Qualities you may find useful as a sports therapist include applied knowledge, decision making skills, being detail oriented and having good interpersonal skills.
Though a bachelor’s degree is a minimum requirement to work as a sports therapist, many in the profession have a master’s degree from an accredited program. A graduate degree also increases your chances for advancement.
Steps to Become a Sports Therapist
Most states require licensing or certification for sports therapists, with most states using the Board of Certification program. The Society of Sports Therapists is a professional association that will help give you contacts and networking with other therapists in your field.
Not quite the direction you want to go in? Here are a variety of related career paths that may interest you:
- Back straight as a board? Chiropractors relieve pain and enhance mobility through spinal manipulation.
- Like flashing lights and sirens? EMTs and paramedics provide emergency medical services and transport patients to the hospital.
- Want to care for patients but without as much education? Licensed practical and licensed vocational nurses work under doctors and registered nurses to provide patient care.
- Are you a hands-on learner? Massage therapists relieve pain, help injuries heal and provide relaxation through manual manipulation of muscles.
- Like helping people remain independent? Occupational therapists provide training to the injured or ill learning how to go about their daily routines.
- Want to help people get moving? Physical therapists provide diagnoses, treatment plans and therapeutic movement to help people recover from surgery or illness.
- Not ready for the doctor’s path?

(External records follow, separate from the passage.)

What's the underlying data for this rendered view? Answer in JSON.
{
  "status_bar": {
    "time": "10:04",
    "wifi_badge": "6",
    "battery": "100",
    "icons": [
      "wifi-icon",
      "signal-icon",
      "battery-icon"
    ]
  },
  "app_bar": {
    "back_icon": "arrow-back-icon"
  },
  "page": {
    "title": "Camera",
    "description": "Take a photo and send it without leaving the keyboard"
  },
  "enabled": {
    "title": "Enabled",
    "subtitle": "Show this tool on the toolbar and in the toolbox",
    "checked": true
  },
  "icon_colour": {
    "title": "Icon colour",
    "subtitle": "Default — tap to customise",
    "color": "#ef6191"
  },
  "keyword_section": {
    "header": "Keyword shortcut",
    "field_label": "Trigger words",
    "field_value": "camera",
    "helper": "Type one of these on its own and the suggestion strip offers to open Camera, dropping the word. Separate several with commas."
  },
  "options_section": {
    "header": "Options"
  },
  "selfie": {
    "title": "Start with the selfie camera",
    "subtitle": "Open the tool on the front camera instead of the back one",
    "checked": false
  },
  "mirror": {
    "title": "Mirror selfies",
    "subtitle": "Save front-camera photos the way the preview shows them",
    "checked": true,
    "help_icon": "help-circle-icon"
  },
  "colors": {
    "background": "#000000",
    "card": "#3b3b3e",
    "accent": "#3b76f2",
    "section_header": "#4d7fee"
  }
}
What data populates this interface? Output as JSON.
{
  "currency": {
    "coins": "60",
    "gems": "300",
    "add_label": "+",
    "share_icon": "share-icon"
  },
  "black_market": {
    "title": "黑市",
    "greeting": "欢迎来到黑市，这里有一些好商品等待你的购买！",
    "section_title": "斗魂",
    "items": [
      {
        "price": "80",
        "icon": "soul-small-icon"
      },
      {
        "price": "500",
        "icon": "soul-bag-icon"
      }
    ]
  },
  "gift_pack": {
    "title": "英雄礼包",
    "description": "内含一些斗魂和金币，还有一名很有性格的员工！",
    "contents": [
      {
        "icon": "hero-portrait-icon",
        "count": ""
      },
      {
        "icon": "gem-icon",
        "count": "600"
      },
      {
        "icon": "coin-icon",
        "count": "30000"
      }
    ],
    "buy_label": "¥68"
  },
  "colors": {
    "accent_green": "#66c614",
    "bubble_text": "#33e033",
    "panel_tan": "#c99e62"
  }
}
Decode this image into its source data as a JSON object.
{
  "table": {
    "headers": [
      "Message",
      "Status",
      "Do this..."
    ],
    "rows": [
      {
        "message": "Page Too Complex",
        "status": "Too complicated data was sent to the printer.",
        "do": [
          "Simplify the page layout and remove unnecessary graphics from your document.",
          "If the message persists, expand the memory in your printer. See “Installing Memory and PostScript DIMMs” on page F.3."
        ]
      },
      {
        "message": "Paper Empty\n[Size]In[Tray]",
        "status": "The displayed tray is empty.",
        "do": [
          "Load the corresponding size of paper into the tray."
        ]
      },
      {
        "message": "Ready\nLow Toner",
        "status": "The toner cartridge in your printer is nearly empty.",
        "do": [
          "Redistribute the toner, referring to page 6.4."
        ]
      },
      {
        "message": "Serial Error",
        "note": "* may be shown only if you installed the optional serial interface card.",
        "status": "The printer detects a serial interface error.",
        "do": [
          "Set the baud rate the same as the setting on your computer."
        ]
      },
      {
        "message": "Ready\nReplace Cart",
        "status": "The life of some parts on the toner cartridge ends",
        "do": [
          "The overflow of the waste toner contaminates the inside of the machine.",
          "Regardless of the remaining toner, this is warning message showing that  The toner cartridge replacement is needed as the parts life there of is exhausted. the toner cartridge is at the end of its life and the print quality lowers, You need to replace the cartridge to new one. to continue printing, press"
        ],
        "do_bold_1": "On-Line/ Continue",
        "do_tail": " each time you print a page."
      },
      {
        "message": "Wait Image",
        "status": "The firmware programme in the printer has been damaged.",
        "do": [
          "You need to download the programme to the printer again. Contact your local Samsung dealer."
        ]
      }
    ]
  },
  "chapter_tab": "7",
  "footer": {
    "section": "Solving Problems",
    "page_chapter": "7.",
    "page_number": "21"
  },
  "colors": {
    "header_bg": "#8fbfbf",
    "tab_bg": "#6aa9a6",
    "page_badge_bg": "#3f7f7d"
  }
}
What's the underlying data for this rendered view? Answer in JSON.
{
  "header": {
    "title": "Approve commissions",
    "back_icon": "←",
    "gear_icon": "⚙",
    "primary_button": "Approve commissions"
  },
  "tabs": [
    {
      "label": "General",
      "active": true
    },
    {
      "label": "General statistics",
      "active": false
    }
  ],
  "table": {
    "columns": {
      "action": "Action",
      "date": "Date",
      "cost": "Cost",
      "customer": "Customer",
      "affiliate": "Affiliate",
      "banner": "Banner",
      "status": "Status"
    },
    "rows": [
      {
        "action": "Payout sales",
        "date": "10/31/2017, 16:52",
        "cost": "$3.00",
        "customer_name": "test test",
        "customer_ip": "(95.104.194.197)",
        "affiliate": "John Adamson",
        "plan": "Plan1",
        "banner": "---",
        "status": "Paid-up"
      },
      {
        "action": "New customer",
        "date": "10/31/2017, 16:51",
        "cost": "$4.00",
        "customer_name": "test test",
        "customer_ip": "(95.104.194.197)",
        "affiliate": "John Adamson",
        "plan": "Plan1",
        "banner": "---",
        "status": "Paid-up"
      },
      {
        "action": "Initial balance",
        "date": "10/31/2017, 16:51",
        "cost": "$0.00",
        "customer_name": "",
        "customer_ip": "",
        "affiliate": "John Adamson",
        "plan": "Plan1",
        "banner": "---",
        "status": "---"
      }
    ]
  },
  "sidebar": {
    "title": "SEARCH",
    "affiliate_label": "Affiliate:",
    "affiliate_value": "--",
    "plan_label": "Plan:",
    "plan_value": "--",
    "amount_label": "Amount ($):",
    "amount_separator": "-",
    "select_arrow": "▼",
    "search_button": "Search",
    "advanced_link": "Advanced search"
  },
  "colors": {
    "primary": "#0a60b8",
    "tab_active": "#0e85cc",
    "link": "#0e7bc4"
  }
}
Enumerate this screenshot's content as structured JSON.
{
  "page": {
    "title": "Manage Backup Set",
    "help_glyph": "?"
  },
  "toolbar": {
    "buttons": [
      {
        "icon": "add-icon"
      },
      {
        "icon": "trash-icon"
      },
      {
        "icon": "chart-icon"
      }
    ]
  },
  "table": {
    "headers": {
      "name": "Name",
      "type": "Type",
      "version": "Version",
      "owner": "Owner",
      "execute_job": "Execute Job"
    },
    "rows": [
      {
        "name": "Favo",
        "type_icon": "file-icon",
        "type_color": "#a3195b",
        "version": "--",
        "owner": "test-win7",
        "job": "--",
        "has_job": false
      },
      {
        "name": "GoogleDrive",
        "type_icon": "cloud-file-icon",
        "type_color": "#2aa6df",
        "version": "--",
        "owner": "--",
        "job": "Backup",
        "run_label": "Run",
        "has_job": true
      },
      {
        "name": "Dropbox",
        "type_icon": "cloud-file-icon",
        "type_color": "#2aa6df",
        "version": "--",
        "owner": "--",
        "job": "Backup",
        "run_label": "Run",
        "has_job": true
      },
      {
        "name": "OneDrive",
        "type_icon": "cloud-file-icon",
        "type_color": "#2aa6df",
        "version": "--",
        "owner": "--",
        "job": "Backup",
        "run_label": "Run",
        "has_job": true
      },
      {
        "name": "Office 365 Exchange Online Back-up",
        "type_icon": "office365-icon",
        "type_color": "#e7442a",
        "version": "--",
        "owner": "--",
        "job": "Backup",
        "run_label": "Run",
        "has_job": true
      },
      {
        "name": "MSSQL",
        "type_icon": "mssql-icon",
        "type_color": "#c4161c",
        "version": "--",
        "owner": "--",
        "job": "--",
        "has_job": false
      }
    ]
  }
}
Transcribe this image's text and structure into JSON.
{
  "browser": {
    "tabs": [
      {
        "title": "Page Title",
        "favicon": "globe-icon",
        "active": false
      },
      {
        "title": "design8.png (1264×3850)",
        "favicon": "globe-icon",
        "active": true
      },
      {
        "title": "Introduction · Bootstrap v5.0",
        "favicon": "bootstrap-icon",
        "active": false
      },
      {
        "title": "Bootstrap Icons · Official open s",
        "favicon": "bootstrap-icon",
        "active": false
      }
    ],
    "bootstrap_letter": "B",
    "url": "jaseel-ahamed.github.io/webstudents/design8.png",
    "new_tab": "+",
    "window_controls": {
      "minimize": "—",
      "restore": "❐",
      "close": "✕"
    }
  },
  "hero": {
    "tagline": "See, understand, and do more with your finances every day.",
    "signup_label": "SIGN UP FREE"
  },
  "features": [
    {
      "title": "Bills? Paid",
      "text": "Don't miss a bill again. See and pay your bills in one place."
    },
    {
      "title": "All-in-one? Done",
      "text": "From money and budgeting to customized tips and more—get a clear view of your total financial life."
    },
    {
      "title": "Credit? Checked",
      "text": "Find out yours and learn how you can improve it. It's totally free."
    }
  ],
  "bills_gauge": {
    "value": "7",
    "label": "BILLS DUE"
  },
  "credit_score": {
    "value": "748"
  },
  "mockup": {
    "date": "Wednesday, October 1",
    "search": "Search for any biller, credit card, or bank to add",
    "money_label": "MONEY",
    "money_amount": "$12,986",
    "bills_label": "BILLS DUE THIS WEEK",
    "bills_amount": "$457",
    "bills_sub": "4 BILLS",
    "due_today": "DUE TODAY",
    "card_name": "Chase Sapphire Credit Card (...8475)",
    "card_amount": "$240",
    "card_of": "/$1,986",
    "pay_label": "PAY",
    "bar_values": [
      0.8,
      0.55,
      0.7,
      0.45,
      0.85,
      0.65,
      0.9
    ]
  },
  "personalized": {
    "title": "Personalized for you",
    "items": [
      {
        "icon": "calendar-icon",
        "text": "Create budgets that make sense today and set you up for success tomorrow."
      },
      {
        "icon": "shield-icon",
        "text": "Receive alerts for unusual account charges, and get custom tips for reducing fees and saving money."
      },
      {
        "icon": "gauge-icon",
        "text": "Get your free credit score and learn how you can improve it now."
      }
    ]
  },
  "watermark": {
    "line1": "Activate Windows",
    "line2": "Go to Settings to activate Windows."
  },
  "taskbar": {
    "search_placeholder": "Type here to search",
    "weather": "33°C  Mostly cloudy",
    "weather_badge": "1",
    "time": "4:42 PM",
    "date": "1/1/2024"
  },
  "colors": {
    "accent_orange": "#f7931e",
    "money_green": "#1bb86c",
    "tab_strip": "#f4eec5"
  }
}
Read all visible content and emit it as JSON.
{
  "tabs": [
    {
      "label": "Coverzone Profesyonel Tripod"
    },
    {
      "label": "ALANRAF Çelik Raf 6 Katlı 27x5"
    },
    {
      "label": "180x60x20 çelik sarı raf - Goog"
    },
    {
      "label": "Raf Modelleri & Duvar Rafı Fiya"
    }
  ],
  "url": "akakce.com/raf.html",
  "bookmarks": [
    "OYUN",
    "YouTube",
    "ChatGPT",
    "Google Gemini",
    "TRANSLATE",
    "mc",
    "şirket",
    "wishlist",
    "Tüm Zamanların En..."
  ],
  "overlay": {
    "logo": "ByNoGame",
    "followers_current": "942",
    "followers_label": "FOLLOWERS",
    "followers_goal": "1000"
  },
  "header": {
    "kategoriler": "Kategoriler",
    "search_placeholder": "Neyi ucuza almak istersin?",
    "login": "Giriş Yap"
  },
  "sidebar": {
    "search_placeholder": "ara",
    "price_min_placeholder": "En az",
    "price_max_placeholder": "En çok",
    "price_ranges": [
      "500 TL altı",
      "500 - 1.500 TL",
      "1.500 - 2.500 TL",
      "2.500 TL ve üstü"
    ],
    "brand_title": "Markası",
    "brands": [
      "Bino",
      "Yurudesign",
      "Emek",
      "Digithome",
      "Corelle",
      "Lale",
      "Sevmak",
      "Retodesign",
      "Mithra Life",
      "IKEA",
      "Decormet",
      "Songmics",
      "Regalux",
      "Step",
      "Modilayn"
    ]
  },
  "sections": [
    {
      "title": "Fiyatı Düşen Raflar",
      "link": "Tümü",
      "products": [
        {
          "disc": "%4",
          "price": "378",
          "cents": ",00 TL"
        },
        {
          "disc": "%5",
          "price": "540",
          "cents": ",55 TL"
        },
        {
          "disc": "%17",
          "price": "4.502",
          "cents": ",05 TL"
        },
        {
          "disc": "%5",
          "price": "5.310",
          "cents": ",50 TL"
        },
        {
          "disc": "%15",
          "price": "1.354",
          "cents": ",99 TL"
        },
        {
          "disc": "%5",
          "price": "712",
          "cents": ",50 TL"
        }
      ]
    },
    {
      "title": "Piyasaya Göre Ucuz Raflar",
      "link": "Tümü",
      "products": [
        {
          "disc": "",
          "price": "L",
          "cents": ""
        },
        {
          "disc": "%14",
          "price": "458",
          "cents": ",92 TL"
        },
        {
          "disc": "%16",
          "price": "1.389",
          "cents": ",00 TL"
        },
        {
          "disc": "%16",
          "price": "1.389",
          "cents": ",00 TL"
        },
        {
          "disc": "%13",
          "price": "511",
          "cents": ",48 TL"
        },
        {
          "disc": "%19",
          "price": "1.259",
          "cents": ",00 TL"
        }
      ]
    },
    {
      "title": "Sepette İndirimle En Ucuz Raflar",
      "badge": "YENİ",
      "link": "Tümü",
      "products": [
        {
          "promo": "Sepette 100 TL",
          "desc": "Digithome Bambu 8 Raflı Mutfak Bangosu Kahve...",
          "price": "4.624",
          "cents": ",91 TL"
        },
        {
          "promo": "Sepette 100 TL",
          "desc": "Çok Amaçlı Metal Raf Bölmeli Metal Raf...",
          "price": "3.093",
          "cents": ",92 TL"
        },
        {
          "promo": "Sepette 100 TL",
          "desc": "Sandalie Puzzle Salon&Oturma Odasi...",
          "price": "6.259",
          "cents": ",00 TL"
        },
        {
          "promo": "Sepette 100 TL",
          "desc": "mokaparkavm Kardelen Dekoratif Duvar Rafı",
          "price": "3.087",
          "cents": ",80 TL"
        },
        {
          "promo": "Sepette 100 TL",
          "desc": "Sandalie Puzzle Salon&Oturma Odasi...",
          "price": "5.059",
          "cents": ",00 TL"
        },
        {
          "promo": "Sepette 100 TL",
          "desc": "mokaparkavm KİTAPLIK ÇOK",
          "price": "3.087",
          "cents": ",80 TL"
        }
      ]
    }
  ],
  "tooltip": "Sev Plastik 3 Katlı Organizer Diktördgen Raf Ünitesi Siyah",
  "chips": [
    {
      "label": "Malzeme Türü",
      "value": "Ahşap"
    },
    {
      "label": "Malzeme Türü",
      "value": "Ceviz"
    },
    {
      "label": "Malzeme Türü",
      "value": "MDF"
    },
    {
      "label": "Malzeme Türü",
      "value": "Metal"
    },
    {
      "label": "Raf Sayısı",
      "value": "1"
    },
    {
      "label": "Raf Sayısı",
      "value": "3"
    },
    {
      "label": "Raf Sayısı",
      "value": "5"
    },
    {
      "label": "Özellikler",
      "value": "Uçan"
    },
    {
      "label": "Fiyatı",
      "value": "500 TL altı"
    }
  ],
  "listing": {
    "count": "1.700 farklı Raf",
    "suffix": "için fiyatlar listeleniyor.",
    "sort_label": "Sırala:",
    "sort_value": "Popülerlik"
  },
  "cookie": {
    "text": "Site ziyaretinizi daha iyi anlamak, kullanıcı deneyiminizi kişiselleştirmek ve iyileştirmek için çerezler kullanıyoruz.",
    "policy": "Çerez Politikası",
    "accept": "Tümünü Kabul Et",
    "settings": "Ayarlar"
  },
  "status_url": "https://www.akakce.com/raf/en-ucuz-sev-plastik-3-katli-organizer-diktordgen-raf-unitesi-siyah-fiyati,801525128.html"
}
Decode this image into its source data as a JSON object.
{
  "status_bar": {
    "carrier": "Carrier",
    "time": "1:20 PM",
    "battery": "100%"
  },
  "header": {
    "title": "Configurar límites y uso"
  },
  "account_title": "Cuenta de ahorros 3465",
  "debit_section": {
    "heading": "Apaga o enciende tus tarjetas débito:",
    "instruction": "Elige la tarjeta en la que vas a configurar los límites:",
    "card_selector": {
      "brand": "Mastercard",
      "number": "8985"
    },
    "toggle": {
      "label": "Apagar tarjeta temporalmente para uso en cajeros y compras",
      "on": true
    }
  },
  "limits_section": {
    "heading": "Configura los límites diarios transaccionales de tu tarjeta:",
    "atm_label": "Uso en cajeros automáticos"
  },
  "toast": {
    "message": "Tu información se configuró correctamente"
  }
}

Physician assistants practice medicine under a physician or surgeon by seeing patients, diagnosing injuries or illnesses and offering treatments.
- Ready to take charge and help people through illness and injury? Physicians and surgeons examine patients, determine diagnoses and treatments, prescribe prescriptions, order and interpret tests and treat illnesses, injuries and deformities.
- Light on your feet? Podiatrists are doctors who diagnose and treat foot, ankle and lower leg injuries and illnesses.
- Great at getting people to have fun? Recreational therapists make use of sports, the arts and excursions to help support their patients’ mental and physical state while dealing with an illness or disability.
- Do you love to lend a helping hand? Registered nurses provide service, care coordination, education, support and advice to patients and their families.
- Want to help someone breathe easy? Respiratory therapists give emergency care to those who are having trouble breathing whether due to illness or a specific event.
The average annual pay for a sports therapist was $41,600 in May of 2010, higher than the average annual pay for all occupations.
Though it is a very small sector, sports therapists are expected to see a much faster than average increase in opportunities, 30% over a ten year period versus 14% for all occupations over the same time period.
They are also being hired by a more broad range of clients than in the past, including worker’s compensation and insurance programs to encourage workers to move in a safe manner on the job.